- **REQUIREMENT**: All entries below must be written out verbatim, and the images must be dropped.

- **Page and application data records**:
*** Begin section ***

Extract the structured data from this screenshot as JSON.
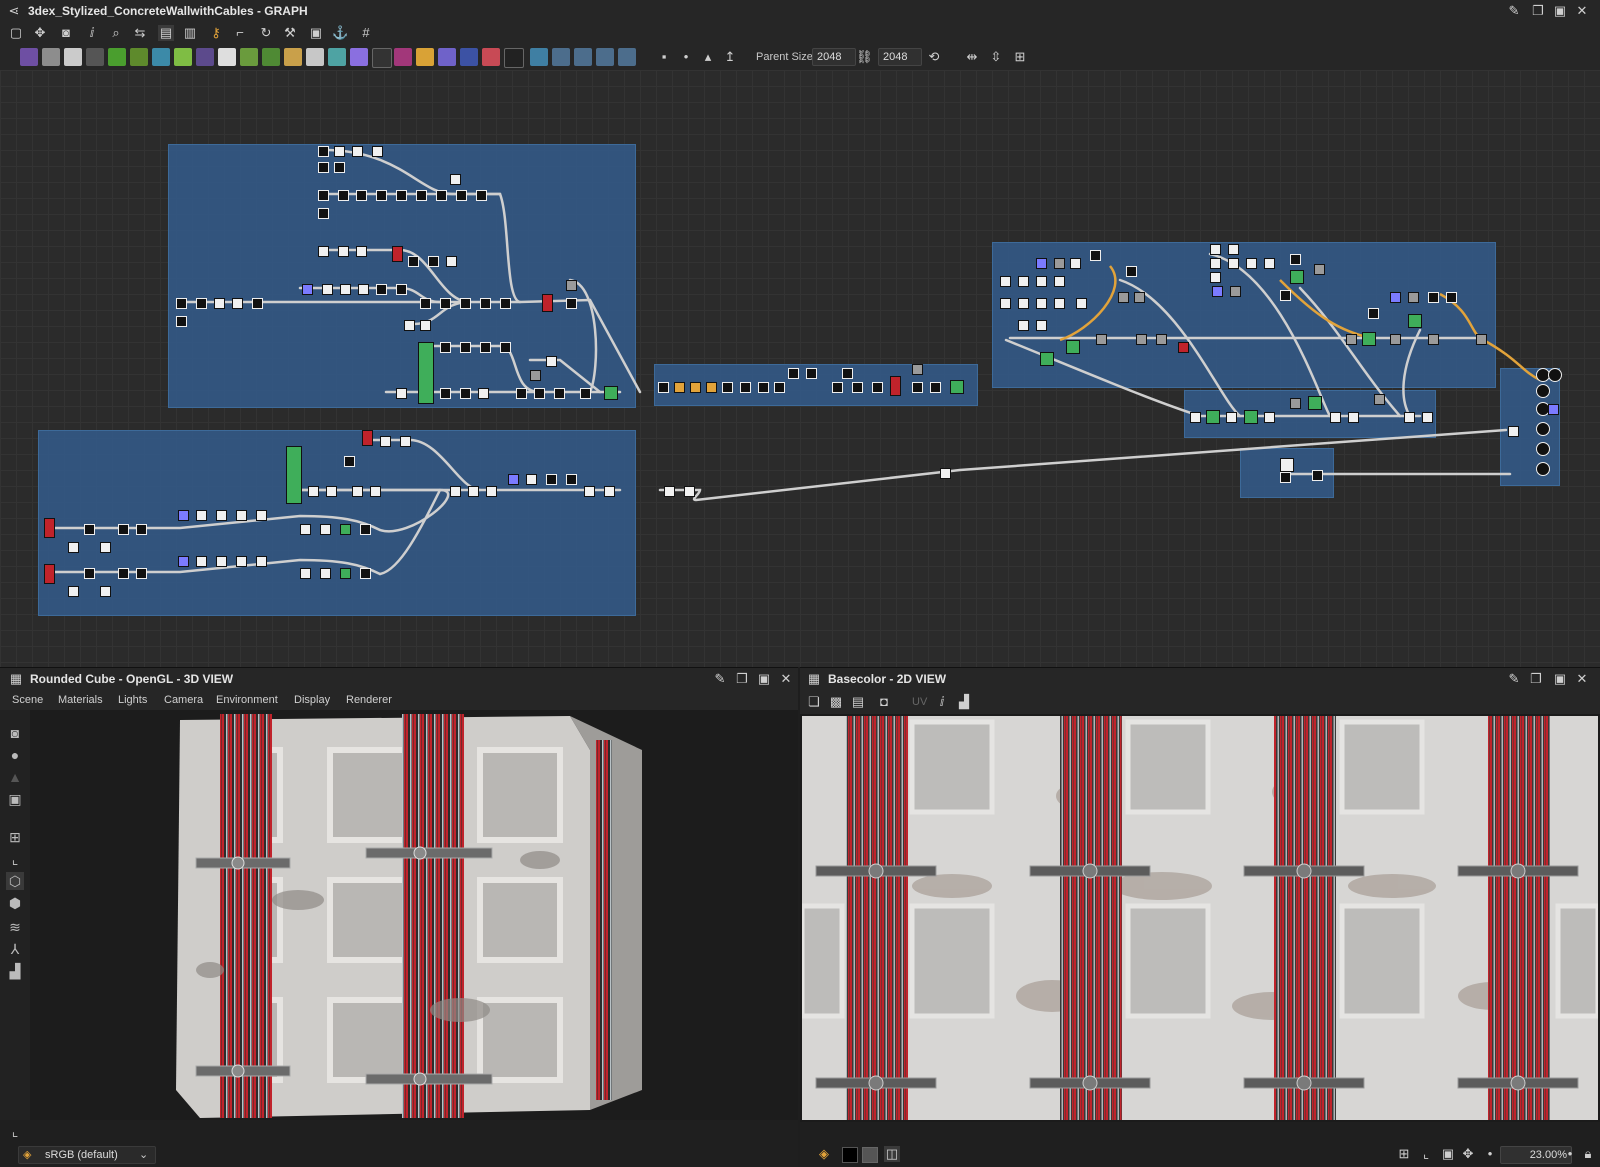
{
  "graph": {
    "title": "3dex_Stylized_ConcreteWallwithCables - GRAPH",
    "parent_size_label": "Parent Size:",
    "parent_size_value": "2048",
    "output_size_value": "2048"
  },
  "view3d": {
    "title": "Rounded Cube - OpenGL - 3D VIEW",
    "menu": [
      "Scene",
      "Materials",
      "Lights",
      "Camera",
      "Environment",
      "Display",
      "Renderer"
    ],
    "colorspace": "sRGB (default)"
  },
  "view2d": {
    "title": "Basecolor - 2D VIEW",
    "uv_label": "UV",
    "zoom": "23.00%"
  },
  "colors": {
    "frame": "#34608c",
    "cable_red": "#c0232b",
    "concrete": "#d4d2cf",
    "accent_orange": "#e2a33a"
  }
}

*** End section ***

- **SOLVED PROBLEM**:
Extract the structured data from this screenshot as JSON.
{
  "graph": {
    "title": "3dex_Stylized_ConcreteWallwithCables - GRAPH",
    "parent_size_label": "Parent Size:",
    "parent_size_value": "2048",
    "output_size_value": "2048"
  },
  "view3d": {
    "title": "Rounded Cube - OpenGL - 3D VIEW",
    "menu": [
      "Scene",
      "Materials",
      "Lights",
      "Camera",
      "Environment",
      "Display",
      "Renderer"
    ],
    "colorspace": "sRGB (default)"
  },
  "view2d": {
    "title": "Basecolor - 2D VIEW",
    "uv_label": "UV",
    "zoom": "23.00%"
  },
  "colors": {
    "frame": "#34608c",
    "cable_red": "#c0232b",
    "concrete": "#d4d2cf",
    "accent_orange": "#e2a33a"
  }
}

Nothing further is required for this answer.